Overcoming the penguin problem has a lot to do with creating expectations. A recent writing by Dr. James O’Connor in Physician Practice expresses a voice from the physician community that I’ve never heard before.  His essay is entitled “Meaningful Use — Doctors Have No Choice”.

Webinar: Beacon Communities Reshaping Landscape for HIT and Population Health

Tuesday, Oct. 26, 1-2 p.m. Eastern Time — Presented by the Care Continuum Alliance

Federally supported “Beacon Communities” are at work now defining how health information technology will support accountable, evidence-based care in communities – especially for care of chronic conditions. Backed by $235 million in federal grants, 15 communities across the country are serving as Beacon Community pilots for eventual wide-scale, performance-based use of technology to improve our health care delivery system.

The goal of the webinar is to address

  • The fundamental nature and vision of the Beacon Community Program
  • How the Beacon Program will influence nationwide delivery system reform and be a guide-path toward developing community infrastructures
  • Other implications for the future of healthcare delivery

Why You Need to Know About Beacon Communities

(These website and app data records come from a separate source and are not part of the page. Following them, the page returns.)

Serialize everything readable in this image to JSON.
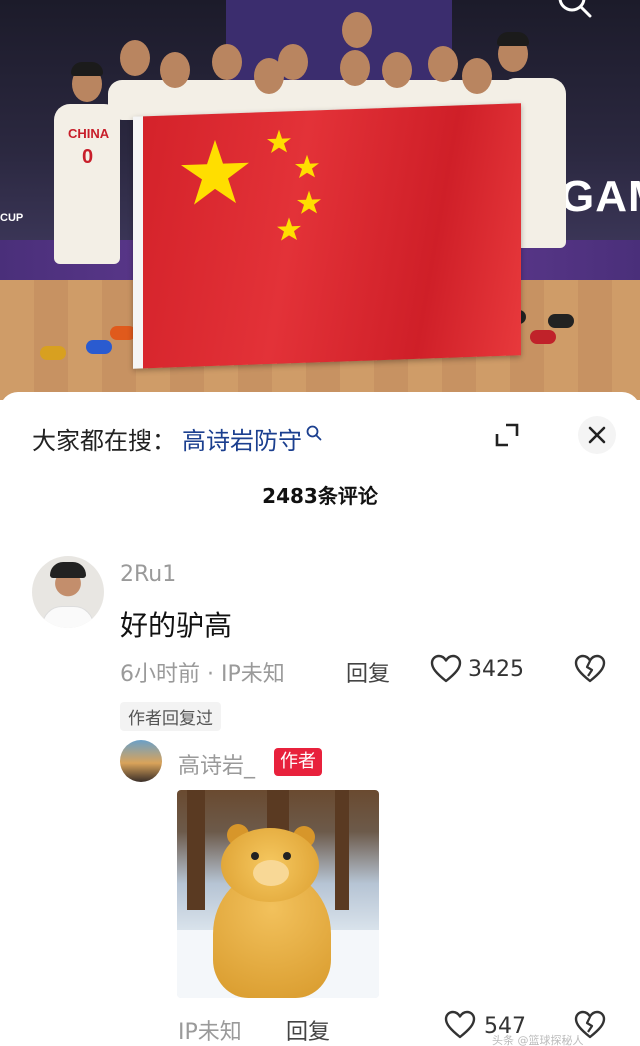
{
  "photo": {
    "backdrop_text": "GAM",
    "cup_text": "CUP",
    "jersey_country": "CHINA",
    "jersey_number": "0"
  },
  "sheet": {
    "search_prefix": "大家都在搜：",
    "search_term": "高诗岩防守",
    "comment_count": "2483条评论"
  },
  "comments": [
    {
      "username": "2Ru1",
      "text": "好的驴高",
      "meta": "6小时前 · IP未知",
      "reply_label": "回复",
      "likes": "3425",
      "author_replied": "作者回复过",
      "reply": {
        "username": "高诗岩_",
        "badge": "作者",
        "ip": "IP未知",
        "reply_label": "回复",
        "likes": "547"
      }
    }
  ],
  "watermark": "头条 @篮球探秘人"
}
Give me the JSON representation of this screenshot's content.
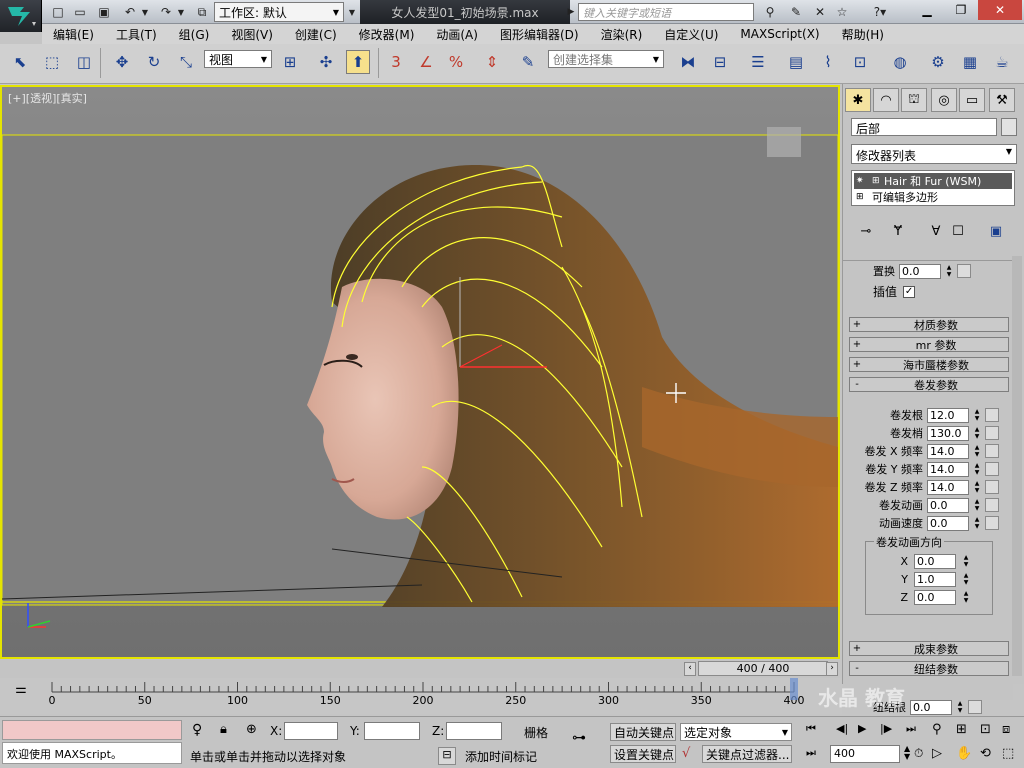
{
  "titlebar": {
    "workspace_label": "工作区: 默认",
    "file_title": "女人发型01_初始场景.max",
    "search_placeholder": "键入关键字或短语"
  },
  "menu": [
    "编辑(E)",
    "工具(T)",
    "组(G)",
    "视图(V)",
    "创建(C)",
    "修改器(M)",
    "动画(A)",
    "图形编辑器(D)",
    "渲染(R)",
    "自定义(U)",
    "MAXScript(X)",
    "帮助(H)"
  ],
  "toolbar": {
    "view_dropdown": "视图",
    "selection_set_placeholder": "创建选择集"
  },
  "viewport": {
    "label": "[+][透视][真实]",
    "accent_color": "#e4e400"
  },
  "command_panel": {
    "object_name": "后部",
    "modifier_list": "修改器列表",
    "stack": [
      "Hair 和 Fur (WSM)",
      "可编辑多边形"
    ],
    "partial_param": {
      "label": "置换",
      "value": "0.0"
    },
    "interpolate": {
      "label": "插值",
      "checked": true
    },
    "rollouts_top": [
      {
        "sign": "+",
        "title": "材质参数"
      },
      {
        "sign": "+",
        "title": "mr 参数"
      },
      {
        "sign": "+",
        "title": "海市蜃楼参数"
      },
      {
        "sign": "-",
        "title": "卷发参数"
      }
    ],
    "curl_params": [
      {
        "label": "卷发根",
        "value": "12.0"
      },
      {
        "label": "卷发梢",
        "value": "130.0"
      },
      {
        "label": "卷发 X 频率",
        "value": "14.0"
      },
      {
        "label": "卷发 Y 频率",
        "value": "14.0"
      },
      {
        "label": "卷发 Z 频率",
        "value": "14.0"
      },
      {
        "label": "卷发动画",
        "value": "0.0"
      },
      {
        "label": "动画速度",
        "value": "0.0"
      }
    ],
    "anim_dir": {
      "title": "卷发动画方向",
      "params": [
        {
          "label": "X",
          "value": "0.0"
        },
        {
          "label": "Y",
          "value": "1.0"
        },
        {
          "label": "Z",
          "value": "0.0"
        }
      ]
    },
    "rollouts_bottom": [
      {
        "sign": "+",
        "title": "成束参数"
      },
      {
        "sign": "-",
        "title": "纽结参数"
      }
    ],
    "kink_root": {
      "label": "纽结根",
      "value": "0.0"
    }
  },
  "timeline": {
    "frame_indicator": "400 / 400",
    "ticks": [
      "0",
      "50",
      "100",
      "150",
      "200",
      "250",
      "300",
      "350",
      "400"
    ]
  },
  "status": {
    "welcome": "欢迎使用 MAXScript。",
    "x_label": "X:",
    "y_label": "Y:",
    "z_label": "Z:",
    "grid_label": "栅格",
    "prompt": "单击或单击并拖动以选择对象",
    "add_time_tag": "添加时间标记",
    "auto_key": "自动关键点",
    "selected_object": "选定对象",
    "set_key": "设置关键点",
    "key_filters": "关键点过滤器...",
    "current_frame": "400"
  },
  "watermark": "水晶 教育"
}
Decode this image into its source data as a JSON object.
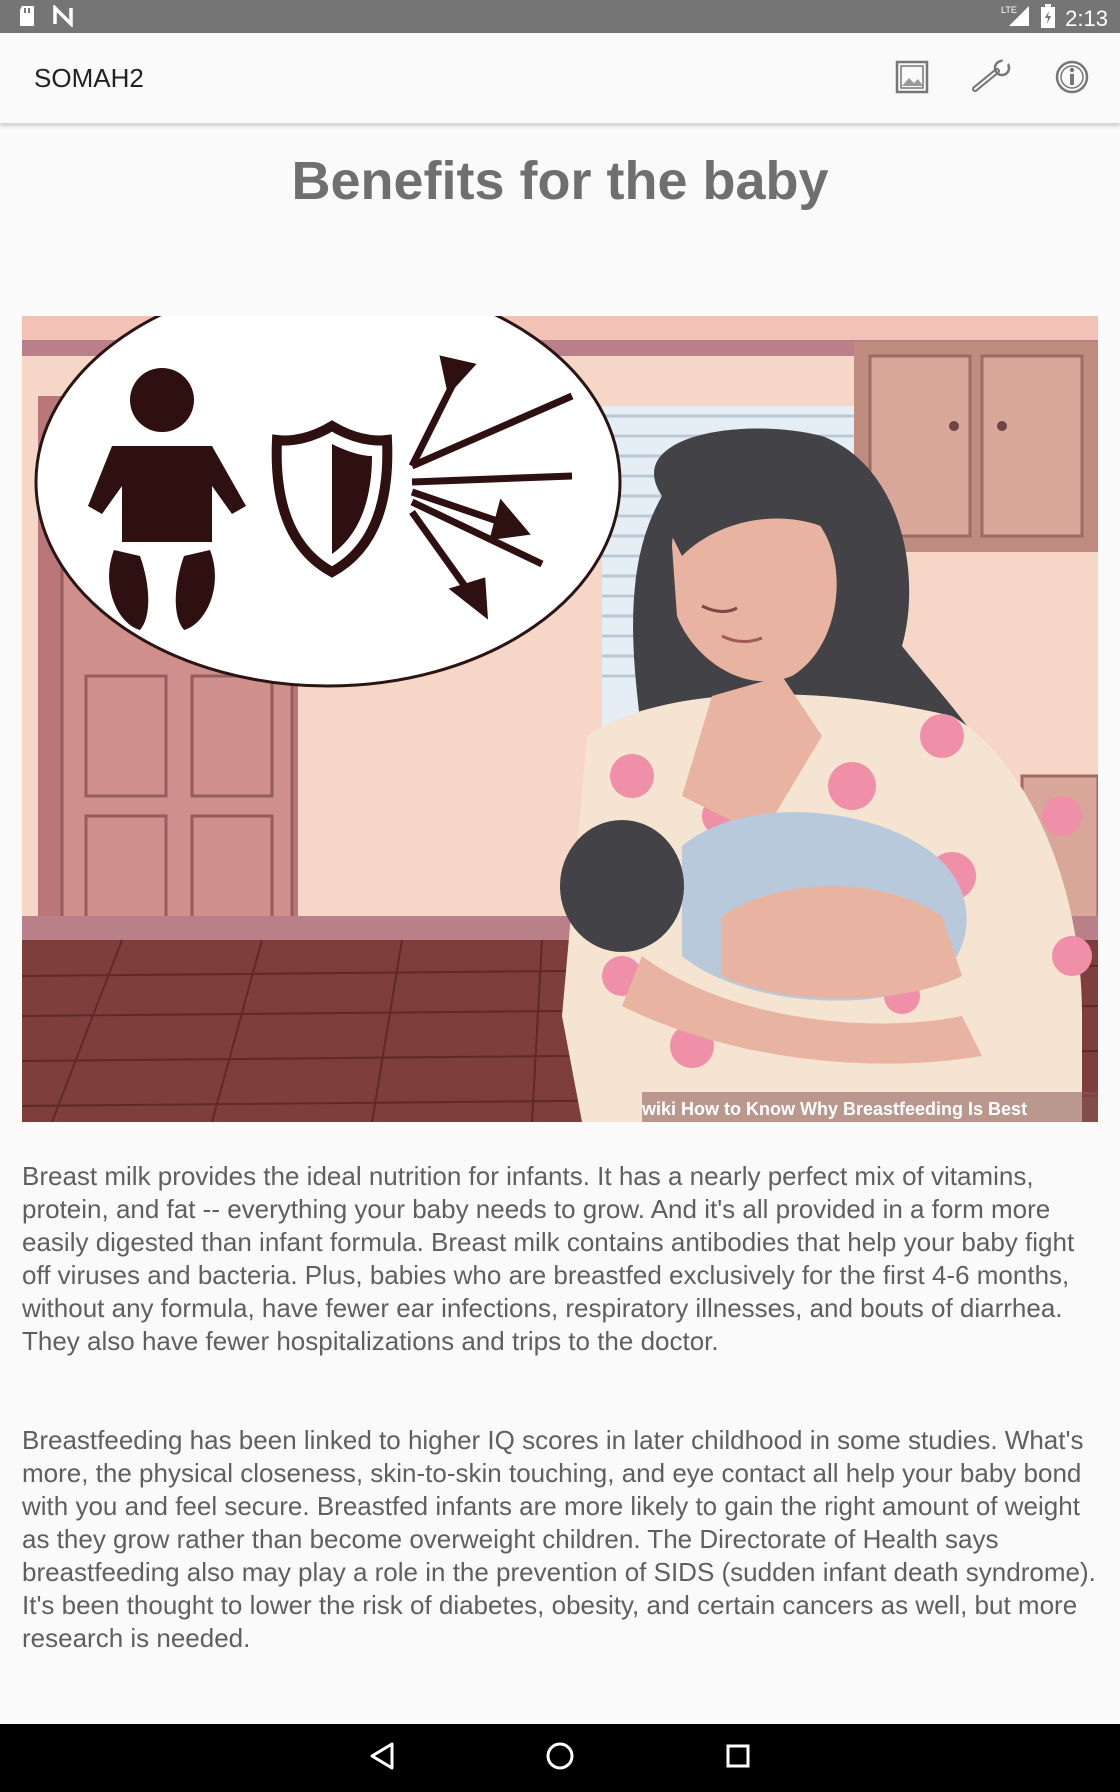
{
  "status_bar": {
    "time": "2:13",
    "network_label": "LTE",
    "icons": [
      "sd-card-icon",
      "n-logo-icon",
      "lte-signal-icon",
      "battery-icon"
    ]
  },
  "app_bar": {
    "title": "SOMAH2",
    "actions": [
      "image-icon",
      "wrench-icon",
      "info-icon"
    ]
  },
  "content": {
    "title": "Benefits for the baby",
    "image": {
      "caption_wiki": "wiki",
      "caption_text": "How to Know Why Breastfeeding Is Best"
    },
    "paragraphs": [
      "Breast milk provides the ideal nutrition for infants. It has a nearly perfect mix of vitamins, protein, and fat -- everything your baby needs to grow. And it's all provided in a form more easily digested than infant formula. Breast milk contains antibodies that help your baby fight off viruses and bacteria. Plus, babies who are breastfed exclusively for the first 4-6 months, without any formula, have fewer ear infections, respiratory illnesses, and bouts of diarrhea. They also have fewer hospitalizations and trips to the doctor.",
      "Breastfeeding has been linked to higher IQ scores in later childhood in some studies. What's more, the physical closeness, skin-to-skin touching, and eye contact all help your baby bond with you and feel secure. Breastfed infants are more likely to gain the right amount of weight as they grow rather than become overweight children. The Directorate of Health says breastfeeding also may play a role in the prevention of SIDS (sudden infant death syndrome). It's been thought to lower the risk of diabetes, obesity, and certain cancers as well, but more research is needed."
    ]
  },
  "nav_bar": {
    "buttons": [
      "back-icon",
      "home-icon",
      "recents-icon"
    ]
  },
  "colors": {
    "status_bar": "#757575",
    "title_text": "#6f6f6f",
    "body_text": "#5f5f5f",
    "nav_bar": "#000000"
  }
}
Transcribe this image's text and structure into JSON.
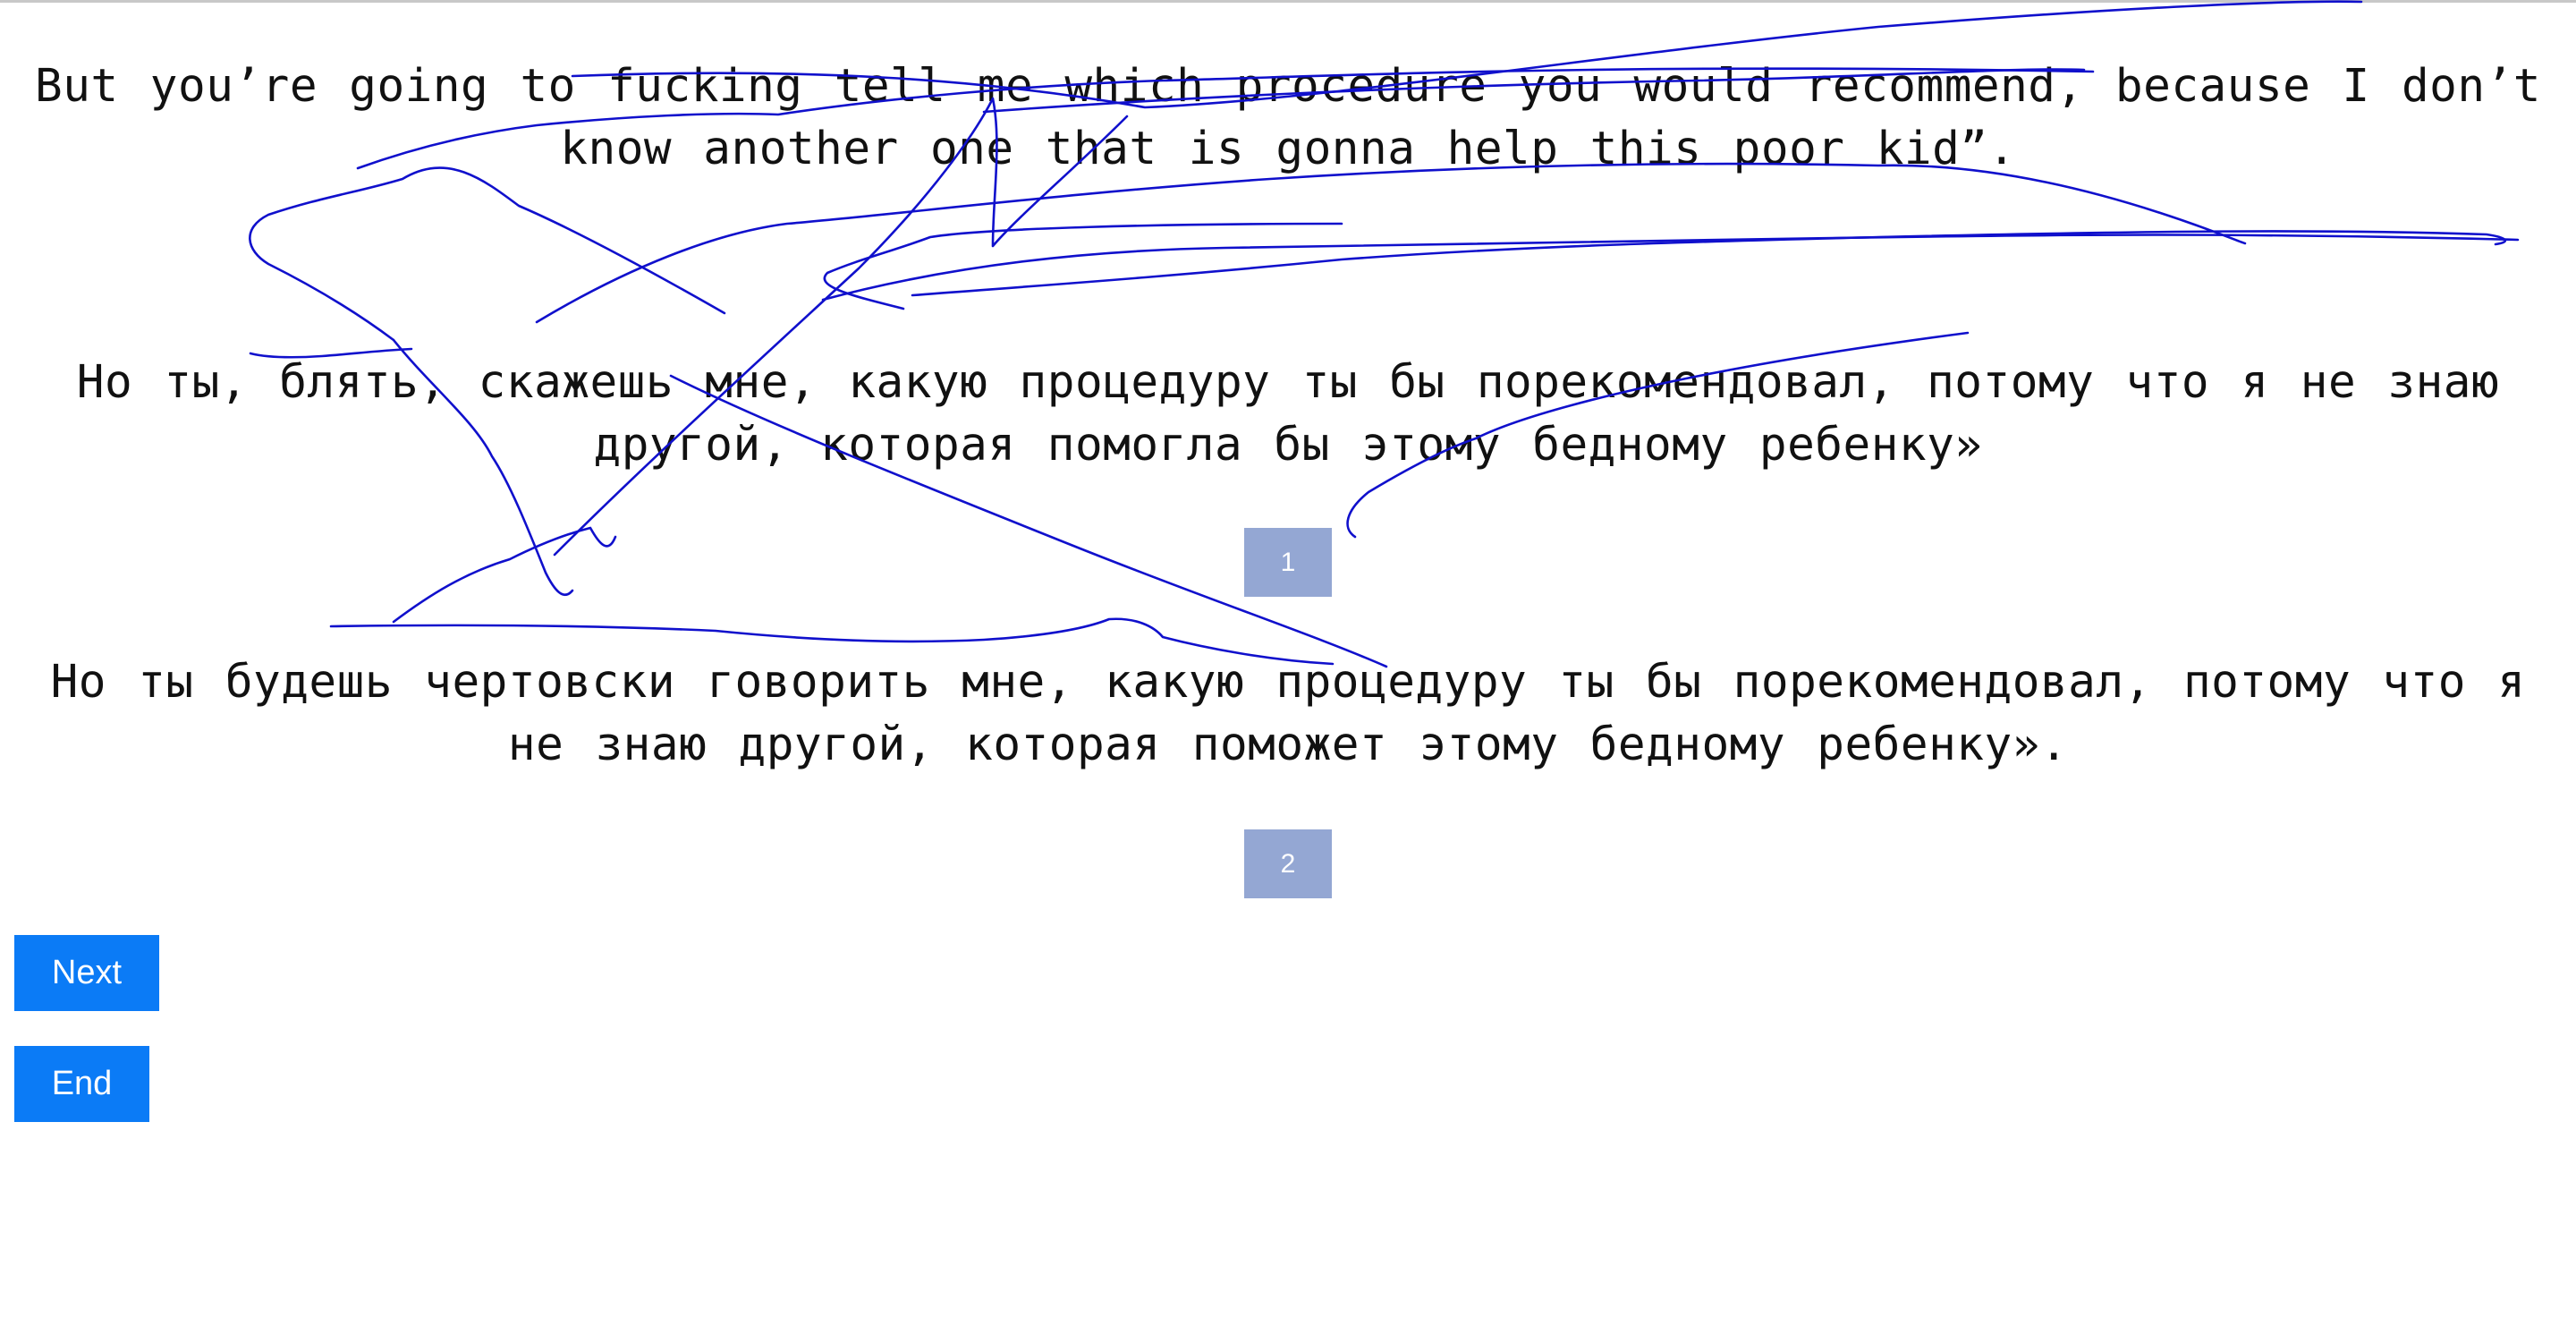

Care Coordination Metrics: One Can of Worms that NEEDS to be Opened

Can

“Track who is on a care team — and share info with the patient.”

That’s just one of the summary recommendations coming from expert testimony given in a recent public hearing on how to improve care coordination through the use of health information technology. The Meaningful Use workgroup and Quality Measures workgroups are now wrestling with how to translate this recommendation into meaningful use criteria for HITECH Stages 2 and 3.

Seems like a good idea — simple, straightforward — perhaps even obvious. The EHR (electronic health record) could be a great tool for keeping care team members in the loop and on the same page about a patient’s care.

But then I thought about this for a few minutes, and the complexities started dawning. This seemingly simple recommendation — “Track who is on a care team and share info with the patient” — is the proverbial can of worms.